The document can be useful as sincere Catholics wrestle with questions. That doesn’t mean the faithful can go off and believe what they want, but it places a heavy burden on those who would claim to know whether a teaching needs some changes.
When the faithful ignore or reject a teaching, church leaders need to examine whether that teaching needs clarification or if it needs to be restated, the commission said.
There is a need to do a much better job in connecting current affairs to “the why” of the faith. For example, we can explain how immigration and poverty relief trace directly to the principle of human dignity or why capital punishment and “just war” principles relate directly to the teaching of respect for life.
Catholics too often leave unchallenged mistaken perceptions of church teaching, i.e. the Catholic Church forbids divorce when, in fact, the issue is that the church cannot recognize a second marriage when a valid marriage involving either party still exists.
Faith is not based on popular opinion. Sincere questioning requires one to be fully prepared intellectually as well as spiritually.
The church is neither a democracy nor a dictatorship. The theological commission’s work is quite helpful in guiding the “spiritual instinct” in a careful and thoughtful approach to meet new challenges.
Kent is the retired editor of archdiocesan newspapers and has a master’s degree in spirituality.
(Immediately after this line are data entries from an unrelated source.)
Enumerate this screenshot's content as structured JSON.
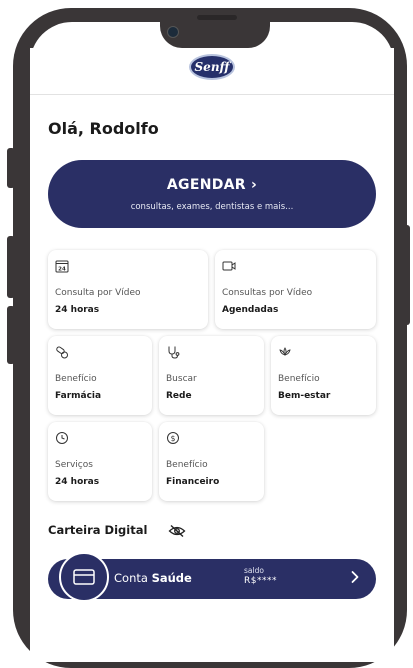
{
  "header": {
    "logo_text": "Senff"
  },
  "greeting": "Olá, Rodolfo",
  "agendar": {
    "title": "AGENDAR ›",
    "subtitle": "consultas, exames, dentistas e mais..."
  },
  "services": [
    {
      "icon": "24h-calendar-icon",
      "line1": "Consulta por Vídeo",
      "line2": "24 horas"
    },
    {
      "icon": "video-camera-icon",
      "line1": "Consultas por Vídeo",
      "line2": "Agendadas"
    },
    {
      "icon": "pills-icon",
      "line1": "Benefício",
      "line2": "Farmácia"
    },
    {
      "icon": "stethoscope-icon",
      "line1": "Buscar",
      "line2": "Rede"
    },
    {
      "icon": "lotus-icon",
      "line1": "Benefício",
      "line2": "Bem-estar"
    },
    {
      "icon": "clock-icon",
      "line1": "Serviços",
      "line2": "24 horas"
    },
    {
      "icon": "dollar-coin-icon",
      "line1": "Benefício",
      "line2": "Financeiro"
    }
  ],
  "wallet": {
    "title": "Carteira Digital",
    "account_prefix": "Conta ",
    "account_name": "Saúde",
    "balance_label": "saldo",
    "balance_value": "R$****"
  },
  "colors": {
    "brand_navy": "#2a2f65",
    "frame": "#3a3637"
  }
}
He can be contacted at: firstname.lastname@example.org
In a time to build, CatholicPhilly.com connects people and communities
As society emerges from the loss and separation of the pandemic, CatholicPhilly.com works to strengthen the connections between people, families and communities every day by delivering the news people need to know about the Catholic Church, especially in the Philadelphia region, and the world in which we live.
By your donation in any amount, you join in our mission to inform, form in the Catholic faith and inspire the thousands of readers who visit every month.
Here is how you can help:
- A $100 gift allows us to present award-winning photos of Catholic life in our neighborhoods.
- A $50 gift enables us to cover a news event in a local parish, school or Catholic institution.
- A $20 gift lets us obtain solid faith formation resources that can deepen your spirituality and knowledge of the faith.
- A small, automated monthly donation means you can support us continually and easily.
Won't you consider making a gift today?
Please join in the church's vital mission of communications by offering a gift in whatever amount that you can ― a single gift of $40, $50, $100, or more, or a monthly donation. Your gift will strengthen the fabric of our entire Catholic community.
Make your donation by credit card here:
Or make your donation by check:
222 N. 17th Street
Philadelphia, PA 19103